Grown on Wudong Peak, the most prized of all the tea-growing regions of the Phoenix Mountains. The teas produced in this region (wulongs, except in rare cases) tend to be bold, floral, fruity, and foresty. This particular Phoenix wulong is extremely long lasting, emphasizes the floral aspect of this flavor profile above all else. Dry, the leaves of this tea carry a slightly, earthy, forest aroma. This tea carries an intoxicating orchid aroma. This bouquet is reminiscent of a lush, green forest, replete with blooming jasmine and orchids. Its flavor is is sweet, vibrant, foresty, savory, and slightly tart, with hints of spearmint, honeysuckle, loquat, and orange peel. Its texture ranges from smooth to astringent, depending on the brew. This brew has a floral aftertaste, and leaves a ringing sweetness on the tongue (huitian). Ultimately, the flavor serves to round out and ground the aroma of this tea, which takes the lead in its expression.
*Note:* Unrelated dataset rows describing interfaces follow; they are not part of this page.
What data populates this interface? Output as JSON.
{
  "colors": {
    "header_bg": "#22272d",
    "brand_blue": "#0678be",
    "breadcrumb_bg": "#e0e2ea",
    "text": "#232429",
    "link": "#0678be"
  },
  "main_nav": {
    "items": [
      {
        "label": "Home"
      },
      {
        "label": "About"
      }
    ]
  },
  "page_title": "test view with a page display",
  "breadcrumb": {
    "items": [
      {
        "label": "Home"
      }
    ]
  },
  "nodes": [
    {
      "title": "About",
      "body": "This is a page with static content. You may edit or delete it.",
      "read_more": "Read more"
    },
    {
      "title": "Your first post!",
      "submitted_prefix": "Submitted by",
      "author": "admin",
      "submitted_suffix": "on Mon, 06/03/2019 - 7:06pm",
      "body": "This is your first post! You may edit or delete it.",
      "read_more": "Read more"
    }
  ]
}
The qi of this tea is drying, helping to open the sinuses, and stimulating, though its flavor provides a balancing, grounded element.
Take care in brewing this tea. Phoenix wulongs tend to be sensitive, and easy to overbrew. While this particular Dancong is more robust and forgiving than many others (such as Jade Orchid, Big Black Leaf, Huang Zhi Xiang, and Honey Orchid), it can still be overdone if one is inattentive to its needs.
If this tea were a person, it would be soft-spoken, highly scholastic, kindly Zen nun, clad in gray robes and utterly lacking in pretension.
Lasts about 8-15 brews.
(Phoenix wulongs are generally not brewed more than five times by the locals of the region where they are grown, but you do what you want.)
Nomenclature: The Chinese name for this tea is 文種單叢/文种单丛
文 - Wén - Culture, language. This term is often used in opposition to its Chinese antonym, 武 (wǔ), meaning "martial."
種/种 - Zhòng/Zhǒng - Seed, to plant, breed, type.
Together, this name could be translates as "The Cultured Varietal," connoting a love of language, art, music, literature, science, poetry, and peace.
單/单 - Dān - Single.
叢/丛 - Cóng - Bush, shrub.
The teas of the Phoenix Mountains are referred to as *Dāncóng (單叢/单丛), meaning "single bush." This is because, traditionally, the leaves from each of tea bush would be kept separate, allowing one to taste the flavor produced by one particular bush. While this is no longer standard practice in the Phoenix Mountains, the teas of this region have retained the name.
*(The "c" in Chinese is pronounced "ts.")
Price is per 50 grams/1.76 ounces